Start of Records to process

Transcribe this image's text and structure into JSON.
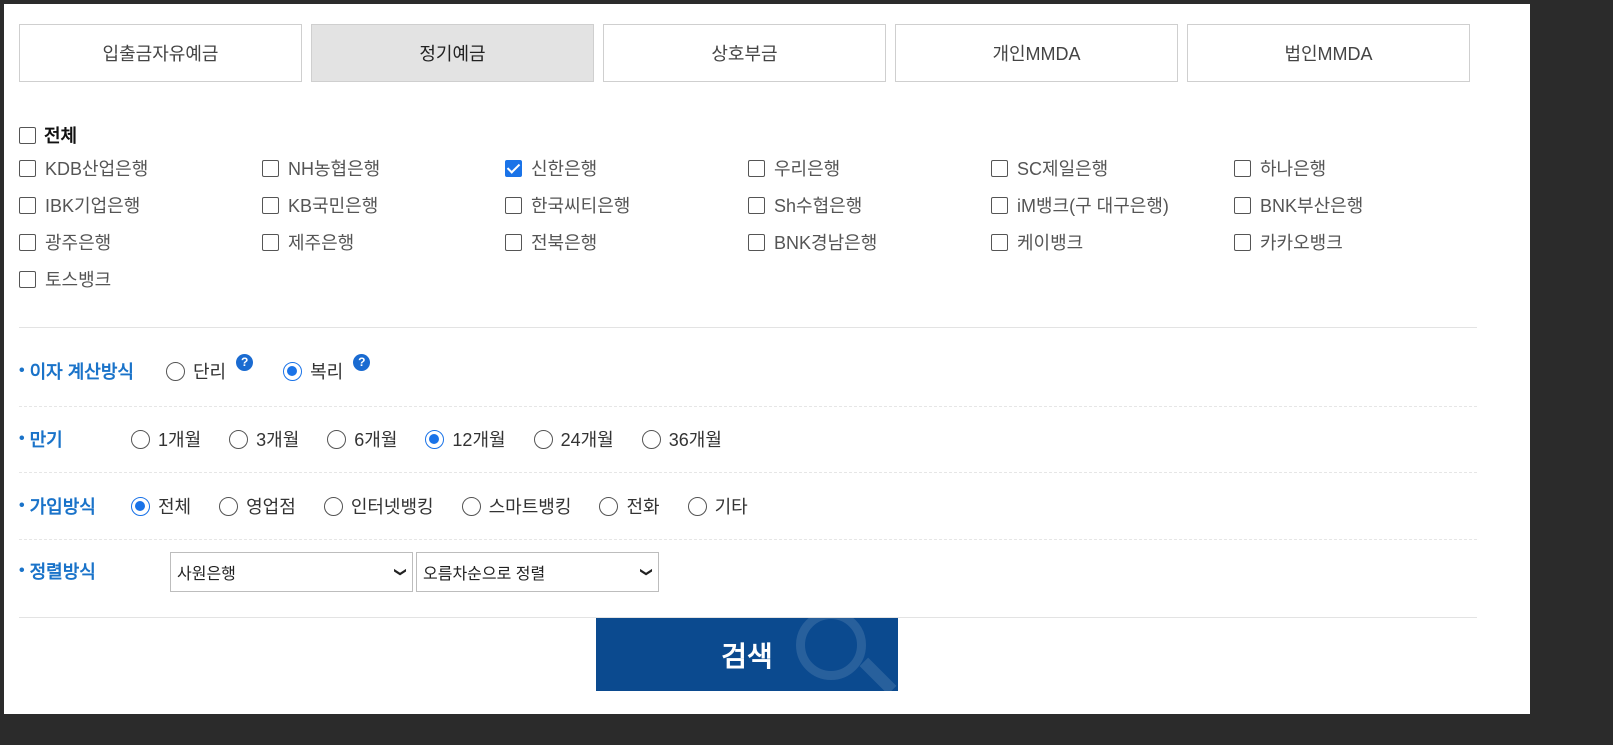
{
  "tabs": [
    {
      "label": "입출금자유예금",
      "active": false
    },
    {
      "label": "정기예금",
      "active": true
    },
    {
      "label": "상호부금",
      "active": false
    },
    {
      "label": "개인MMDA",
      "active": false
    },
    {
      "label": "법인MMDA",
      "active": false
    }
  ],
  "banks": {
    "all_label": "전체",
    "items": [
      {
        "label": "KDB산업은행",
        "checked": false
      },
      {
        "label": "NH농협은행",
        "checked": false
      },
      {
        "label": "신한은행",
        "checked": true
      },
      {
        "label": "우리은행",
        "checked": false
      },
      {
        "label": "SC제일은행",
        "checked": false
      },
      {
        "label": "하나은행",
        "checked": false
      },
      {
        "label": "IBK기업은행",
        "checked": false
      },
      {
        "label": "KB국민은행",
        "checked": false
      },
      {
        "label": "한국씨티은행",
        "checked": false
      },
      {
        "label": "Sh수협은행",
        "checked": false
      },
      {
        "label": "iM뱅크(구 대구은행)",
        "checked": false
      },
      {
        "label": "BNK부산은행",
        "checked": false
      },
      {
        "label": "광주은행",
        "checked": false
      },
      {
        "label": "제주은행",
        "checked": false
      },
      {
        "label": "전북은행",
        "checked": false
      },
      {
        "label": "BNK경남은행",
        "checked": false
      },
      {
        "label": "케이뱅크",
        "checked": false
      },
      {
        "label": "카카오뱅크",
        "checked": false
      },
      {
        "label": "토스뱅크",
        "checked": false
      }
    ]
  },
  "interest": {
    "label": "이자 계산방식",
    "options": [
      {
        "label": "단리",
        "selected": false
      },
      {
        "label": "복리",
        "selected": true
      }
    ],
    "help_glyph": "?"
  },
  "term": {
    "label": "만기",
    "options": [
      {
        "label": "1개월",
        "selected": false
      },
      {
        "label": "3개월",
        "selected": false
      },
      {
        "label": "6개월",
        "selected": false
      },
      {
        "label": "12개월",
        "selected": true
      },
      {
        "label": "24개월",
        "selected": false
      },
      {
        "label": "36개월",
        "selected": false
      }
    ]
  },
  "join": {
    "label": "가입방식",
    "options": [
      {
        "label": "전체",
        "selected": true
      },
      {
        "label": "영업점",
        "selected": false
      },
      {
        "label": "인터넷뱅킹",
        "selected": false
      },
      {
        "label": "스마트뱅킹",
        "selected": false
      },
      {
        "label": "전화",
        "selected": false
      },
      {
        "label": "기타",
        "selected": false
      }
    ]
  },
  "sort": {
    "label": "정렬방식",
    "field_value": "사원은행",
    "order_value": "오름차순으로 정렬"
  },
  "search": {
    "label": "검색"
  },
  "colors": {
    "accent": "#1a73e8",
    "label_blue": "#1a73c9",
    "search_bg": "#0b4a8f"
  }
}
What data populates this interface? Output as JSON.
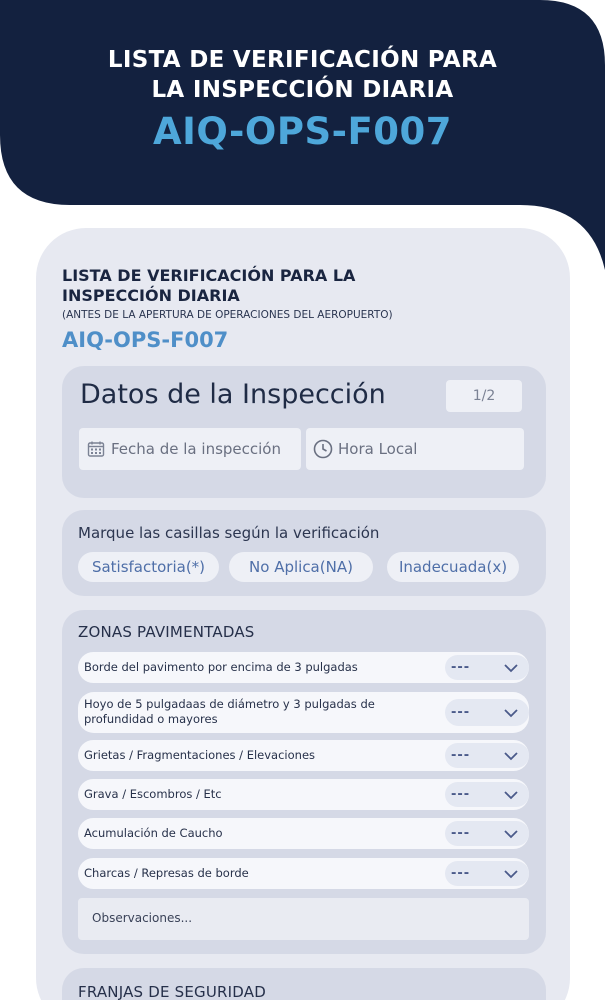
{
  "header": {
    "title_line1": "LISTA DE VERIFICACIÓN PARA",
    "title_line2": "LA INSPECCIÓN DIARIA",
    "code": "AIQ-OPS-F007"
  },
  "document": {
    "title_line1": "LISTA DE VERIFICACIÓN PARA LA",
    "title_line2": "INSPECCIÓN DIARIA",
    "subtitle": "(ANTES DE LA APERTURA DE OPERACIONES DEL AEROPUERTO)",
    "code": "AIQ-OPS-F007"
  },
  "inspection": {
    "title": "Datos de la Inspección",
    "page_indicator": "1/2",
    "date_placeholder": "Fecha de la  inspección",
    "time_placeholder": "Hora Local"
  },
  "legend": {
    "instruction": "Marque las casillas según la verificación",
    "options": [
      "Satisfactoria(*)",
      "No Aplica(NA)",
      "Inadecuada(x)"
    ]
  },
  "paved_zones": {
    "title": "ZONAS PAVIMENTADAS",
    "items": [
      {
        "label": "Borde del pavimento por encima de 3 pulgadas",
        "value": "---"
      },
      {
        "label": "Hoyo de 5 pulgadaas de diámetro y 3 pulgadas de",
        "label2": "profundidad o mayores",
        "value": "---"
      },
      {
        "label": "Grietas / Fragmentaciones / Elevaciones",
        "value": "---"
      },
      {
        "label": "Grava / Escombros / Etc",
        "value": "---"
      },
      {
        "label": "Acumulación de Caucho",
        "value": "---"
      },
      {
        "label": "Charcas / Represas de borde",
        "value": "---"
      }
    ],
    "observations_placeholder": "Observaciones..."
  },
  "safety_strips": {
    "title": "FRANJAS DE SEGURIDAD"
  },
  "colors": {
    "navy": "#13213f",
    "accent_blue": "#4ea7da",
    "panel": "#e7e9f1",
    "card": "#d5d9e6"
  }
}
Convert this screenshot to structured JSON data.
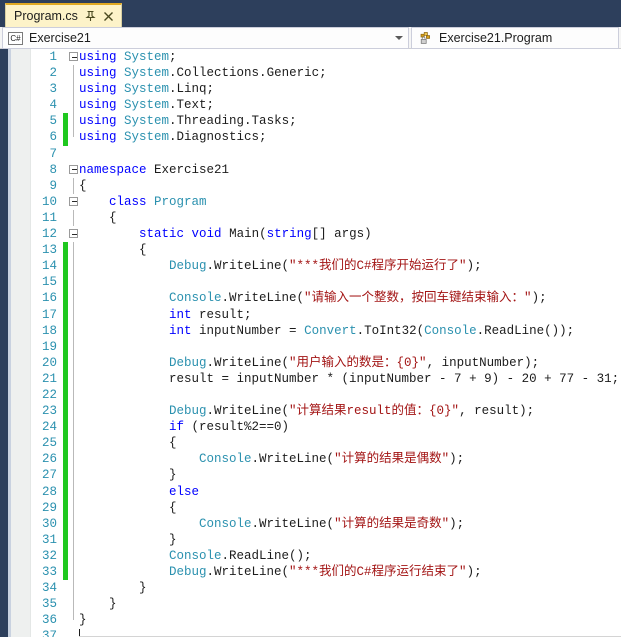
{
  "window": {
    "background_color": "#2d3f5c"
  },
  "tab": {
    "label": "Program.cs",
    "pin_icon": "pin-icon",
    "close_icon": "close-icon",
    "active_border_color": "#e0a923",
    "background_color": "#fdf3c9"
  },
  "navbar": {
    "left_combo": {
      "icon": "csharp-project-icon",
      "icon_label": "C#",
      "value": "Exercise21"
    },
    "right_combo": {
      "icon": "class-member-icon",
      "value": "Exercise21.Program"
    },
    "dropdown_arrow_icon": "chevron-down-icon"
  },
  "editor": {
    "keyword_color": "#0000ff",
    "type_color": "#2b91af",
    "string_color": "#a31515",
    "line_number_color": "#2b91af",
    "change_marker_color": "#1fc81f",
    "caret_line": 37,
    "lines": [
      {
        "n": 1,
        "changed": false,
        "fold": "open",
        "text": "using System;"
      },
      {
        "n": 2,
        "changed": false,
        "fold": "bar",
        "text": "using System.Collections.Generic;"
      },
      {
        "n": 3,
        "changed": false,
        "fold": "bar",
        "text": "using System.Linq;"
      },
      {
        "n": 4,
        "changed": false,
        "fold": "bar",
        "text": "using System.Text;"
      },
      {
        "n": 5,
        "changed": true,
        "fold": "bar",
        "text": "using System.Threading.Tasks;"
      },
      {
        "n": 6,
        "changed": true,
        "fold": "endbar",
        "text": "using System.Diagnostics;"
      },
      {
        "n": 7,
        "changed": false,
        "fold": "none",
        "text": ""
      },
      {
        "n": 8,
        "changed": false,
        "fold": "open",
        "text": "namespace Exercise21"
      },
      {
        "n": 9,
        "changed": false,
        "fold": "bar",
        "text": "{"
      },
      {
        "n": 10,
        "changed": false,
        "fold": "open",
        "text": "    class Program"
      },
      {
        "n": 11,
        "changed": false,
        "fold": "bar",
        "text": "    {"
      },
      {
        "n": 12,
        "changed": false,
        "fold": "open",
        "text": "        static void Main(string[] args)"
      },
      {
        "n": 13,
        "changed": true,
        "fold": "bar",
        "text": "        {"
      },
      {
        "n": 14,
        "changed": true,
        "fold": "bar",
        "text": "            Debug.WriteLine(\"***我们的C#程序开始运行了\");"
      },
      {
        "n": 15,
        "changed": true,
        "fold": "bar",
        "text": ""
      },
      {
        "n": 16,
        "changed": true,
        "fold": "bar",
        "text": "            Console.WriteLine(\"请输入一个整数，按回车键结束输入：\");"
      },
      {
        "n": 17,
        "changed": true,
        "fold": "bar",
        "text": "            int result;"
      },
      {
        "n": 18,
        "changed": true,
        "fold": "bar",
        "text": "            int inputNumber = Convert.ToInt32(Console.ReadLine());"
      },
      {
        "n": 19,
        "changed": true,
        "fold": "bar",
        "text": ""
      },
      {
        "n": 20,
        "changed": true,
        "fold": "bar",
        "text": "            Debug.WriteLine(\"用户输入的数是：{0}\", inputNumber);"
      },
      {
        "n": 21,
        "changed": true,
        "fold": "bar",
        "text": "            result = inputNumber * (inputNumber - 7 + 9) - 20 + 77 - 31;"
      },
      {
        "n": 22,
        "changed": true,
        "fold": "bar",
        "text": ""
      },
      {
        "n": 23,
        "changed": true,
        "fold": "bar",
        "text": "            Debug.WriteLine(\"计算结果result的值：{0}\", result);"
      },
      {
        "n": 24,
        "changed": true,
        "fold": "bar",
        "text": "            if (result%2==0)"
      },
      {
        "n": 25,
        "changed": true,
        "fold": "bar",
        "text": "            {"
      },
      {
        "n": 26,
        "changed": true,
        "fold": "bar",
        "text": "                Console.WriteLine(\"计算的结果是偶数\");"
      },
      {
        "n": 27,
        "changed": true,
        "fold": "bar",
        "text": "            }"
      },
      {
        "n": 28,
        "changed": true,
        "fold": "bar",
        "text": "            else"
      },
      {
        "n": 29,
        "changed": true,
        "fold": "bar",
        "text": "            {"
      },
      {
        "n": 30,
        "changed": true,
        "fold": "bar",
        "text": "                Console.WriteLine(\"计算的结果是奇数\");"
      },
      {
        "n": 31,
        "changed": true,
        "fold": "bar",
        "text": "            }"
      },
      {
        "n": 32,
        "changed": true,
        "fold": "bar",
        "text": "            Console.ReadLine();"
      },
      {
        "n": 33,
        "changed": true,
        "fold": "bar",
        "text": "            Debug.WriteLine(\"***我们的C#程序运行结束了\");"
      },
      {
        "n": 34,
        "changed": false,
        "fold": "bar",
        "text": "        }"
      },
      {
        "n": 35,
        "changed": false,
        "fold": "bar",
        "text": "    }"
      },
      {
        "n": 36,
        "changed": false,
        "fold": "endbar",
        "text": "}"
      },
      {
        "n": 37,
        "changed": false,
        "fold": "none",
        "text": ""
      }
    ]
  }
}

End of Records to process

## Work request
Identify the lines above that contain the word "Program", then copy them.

## Task result
    "label": "Program.cs",
      "value": "Exercise21.Program"
        "text": "    class Program"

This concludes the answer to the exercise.